historic visit and with Havana normalizing ties with the United States,
its longtime Cold War foe.
But if Cubans and international observers were hoping for a sign of
significant political and economic change at the meeting, Castro — the
man responsible for setting in motion economic reforms — swiftly
“The neoliberal formulas that promote accelerated privatization of state
assets and social services such as education, health and social security
will never be applied under Cuban socialism,” warned Castro, who
formally took over from his ailing brother Fidel in 2008.
Castro, 84, defended the slow pace of change to the island’s economy,
which has only cautiously and gradually opened up to some private
entrepreneurship and foreign investment.
“Private enterprise will evolve within defined limits and will provide a
complementary element of the country’s economic framework,” he added, in
remarks broadcast to the country’s 11.3 million people on state television.
Warming to the theme, he defended Cuba’s one-party system that has seen
dissidents arrested and locked up: “If one day they manage to divide us,
it will be the beginning of the end.”
And Castro again blamed Washington’s more than five-decade-old embargo
on the island for its economic impact on Cuba.

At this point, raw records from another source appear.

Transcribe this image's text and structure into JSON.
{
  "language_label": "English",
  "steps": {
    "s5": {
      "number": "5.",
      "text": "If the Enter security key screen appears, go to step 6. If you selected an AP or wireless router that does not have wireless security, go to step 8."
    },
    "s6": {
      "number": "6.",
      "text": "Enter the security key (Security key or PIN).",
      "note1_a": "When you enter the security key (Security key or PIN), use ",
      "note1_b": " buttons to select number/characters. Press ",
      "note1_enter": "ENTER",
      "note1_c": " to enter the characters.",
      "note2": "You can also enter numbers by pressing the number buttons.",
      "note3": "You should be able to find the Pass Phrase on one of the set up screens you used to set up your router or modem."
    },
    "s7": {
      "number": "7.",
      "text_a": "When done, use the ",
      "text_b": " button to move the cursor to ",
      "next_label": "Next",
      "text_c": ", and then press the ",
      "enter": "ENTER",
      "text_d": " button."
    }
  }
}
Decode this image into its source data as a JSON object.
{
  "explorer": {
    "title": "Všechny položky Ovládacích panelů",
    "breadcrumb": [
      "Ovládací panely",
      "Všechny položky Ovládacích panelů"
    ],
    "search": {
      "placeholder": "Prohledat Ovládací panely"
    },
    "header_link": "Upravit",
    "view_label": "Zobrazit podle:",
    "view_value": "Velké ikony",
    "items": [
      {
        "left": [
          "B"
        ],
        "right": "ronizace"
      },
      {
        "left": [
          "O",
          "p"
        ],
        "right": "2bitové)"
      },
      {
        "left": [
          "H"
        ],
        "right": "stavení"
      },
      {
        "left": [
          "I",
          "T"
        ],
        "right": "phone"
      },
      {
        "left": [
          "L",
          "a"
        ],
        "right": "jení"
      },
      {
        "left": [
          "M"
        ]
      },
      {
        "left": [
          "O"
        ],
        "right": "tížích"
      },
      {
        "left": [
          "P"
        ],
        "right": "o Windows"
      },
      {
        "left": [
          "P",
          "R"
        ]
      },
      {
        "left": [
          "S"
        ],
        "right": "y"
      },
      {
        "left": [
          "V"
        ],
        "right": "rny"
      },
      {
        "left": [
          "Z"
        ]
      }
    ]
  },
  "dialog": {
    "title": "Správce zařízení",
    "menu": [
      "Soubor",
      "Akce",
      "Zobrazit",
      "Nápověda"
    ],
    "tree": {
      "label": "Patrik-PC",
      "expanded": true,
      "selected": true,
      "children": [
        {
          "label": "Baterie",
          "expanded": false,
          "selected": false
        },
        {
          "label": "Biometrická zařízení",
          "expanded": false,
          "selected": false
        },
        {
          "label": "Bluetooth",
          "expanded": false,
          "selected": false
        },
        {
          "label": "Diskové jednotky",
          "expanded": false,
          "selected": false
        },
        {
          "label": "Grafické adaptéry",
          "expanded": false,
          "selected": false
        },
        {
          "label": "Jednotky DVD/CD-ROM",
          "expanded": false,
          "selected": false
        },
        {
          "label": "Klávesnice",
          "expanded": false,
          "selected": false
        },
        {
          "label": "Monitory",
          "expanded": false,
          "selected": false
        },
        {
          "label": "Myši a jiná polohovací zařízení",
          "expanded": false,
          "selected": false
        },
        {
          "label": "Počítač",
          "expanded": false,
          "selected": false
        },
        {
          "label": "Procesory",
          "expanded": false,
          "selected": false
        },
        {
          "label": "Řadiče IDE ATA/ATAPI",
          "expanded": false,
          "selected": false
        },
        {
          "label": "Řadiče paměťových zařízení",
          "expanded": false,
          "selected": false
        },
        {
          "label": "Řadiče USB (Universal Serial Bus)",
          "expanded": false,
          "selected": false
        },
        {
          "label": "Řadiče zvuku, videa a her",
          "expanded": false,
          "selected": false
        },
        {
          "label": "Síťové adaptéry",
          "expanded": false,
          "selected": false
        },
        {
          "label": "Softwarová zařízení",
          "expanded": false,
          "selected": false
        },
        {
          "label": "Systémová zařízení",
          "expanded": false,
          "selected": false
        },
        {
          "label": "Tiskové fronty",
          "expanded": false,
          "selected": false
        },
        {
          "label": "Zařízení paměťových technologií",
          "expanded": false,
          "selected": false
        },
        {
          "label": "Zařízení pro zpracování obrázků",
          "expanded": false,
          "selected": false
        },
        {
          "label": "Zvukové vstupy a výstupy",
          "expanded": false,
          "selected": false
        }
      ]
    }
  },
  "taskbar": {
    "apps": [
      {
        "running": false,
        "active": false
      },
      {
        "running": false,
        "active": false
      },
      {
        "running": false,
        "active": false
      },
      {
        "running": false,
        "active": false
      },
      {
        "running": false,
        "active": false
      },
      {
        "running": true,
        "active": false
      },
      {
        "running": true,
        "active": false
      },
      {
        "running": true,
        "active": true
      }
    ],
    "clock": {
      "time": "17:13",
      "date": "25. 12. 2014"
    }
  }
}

The United States and
Cuba are slowly normalizing ties, even reopening embassies in each
other’s capitals, but the trade embargo on Cuba remains.
– Held in secret –
In contrast with the las party congress, which was preceded by a
wide-ranging public debate, this one was being held in secret, with only
the state-controlled press allowed to cover the proceedings.
The last congress, in 2011, introduced significant reforms of the
island’s economy, cracking open the door to small-scale private
enterprise and foreign investment.
This one, the Seventh Congress, had raised expectations that it could
set the stage for accelerated political and economic changes following
the rapprochement with Washington.
But ahead of the meeting, Cuban authorities poured cold water on those
hopes, signaling that continuity would be the watchword at the four-day,
closed-door session involving 1,000 delegates and another 3,500 invited
For the first time, the agenda of the Congress was kept secret and will
not be debated publicly, something that has surprised even the ruling
Communist Party’s rank and file.
The congress was expected to approve an economic and social development
program for the 2016-2030 period.
Cuban diplomacy has been very active over the past five years, its
efforts crowned by the spectacular rapprochement with the United States
and a dialogue that is now underway with the European Union.
But Cuba’s opening to the West is also proving to be a gradual one,
reflecting Raul Castro’s caution as the island undergoes a transition to
a new generation of leaders after more than 55 years under the Castro
“The fundamental problem is that there is a lack of consensus on the
country’s development strategy, on the changes that are necessary and on
the pace at which they should be made,” said Mauricio de Miranda, a
Cuban economist at Colombia’s Javeriana University, ahead of the meeting.
Experts say that Cuban authorities appear more interested in making it
clear that there will be no capitalistic restoration, not now and not
when Cuba’s revolutionary leaders leave the scene.